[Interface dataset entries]
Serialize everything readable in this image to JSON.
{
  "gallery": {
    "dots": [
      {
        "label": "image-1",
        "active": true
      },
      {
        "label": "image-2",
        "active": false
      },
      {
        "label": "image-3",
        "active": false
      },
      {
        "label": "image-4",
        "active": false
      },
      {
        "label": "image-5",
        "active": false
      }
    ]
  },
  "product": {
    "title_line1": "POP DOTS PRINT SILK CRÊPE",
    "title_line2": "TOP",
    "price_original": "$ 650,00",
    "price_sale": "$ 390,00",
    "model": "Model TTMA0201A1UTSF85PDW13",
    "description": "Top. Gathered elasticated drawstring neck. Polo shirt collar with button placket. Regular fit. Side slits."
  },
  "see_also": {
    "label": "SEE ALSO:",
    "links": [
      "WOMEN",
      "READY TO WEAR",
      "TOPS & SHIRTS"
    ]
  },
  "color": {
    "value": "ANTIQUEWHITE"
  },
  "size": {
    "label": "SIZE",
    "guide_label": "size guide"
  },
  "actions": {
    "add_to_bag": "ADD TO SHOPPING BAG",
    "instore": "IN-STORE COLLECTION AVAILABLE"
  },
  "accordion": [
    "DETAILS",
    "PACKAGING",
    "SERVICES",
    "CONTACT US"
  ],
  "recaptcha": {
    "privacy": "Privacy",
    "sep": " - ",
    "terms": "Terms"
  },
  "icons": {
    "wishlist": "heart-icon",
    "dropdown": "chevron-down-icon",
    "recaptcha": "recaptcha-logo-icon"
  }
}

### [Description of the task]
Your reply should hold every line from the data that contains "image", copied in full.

### [Answer box]
Serialize everything readable in this image to JSON.
        "label": "image-1",
        "label": "image-2",
        "label": "image-3",
        "label": "image-4",
        "label": "image-5",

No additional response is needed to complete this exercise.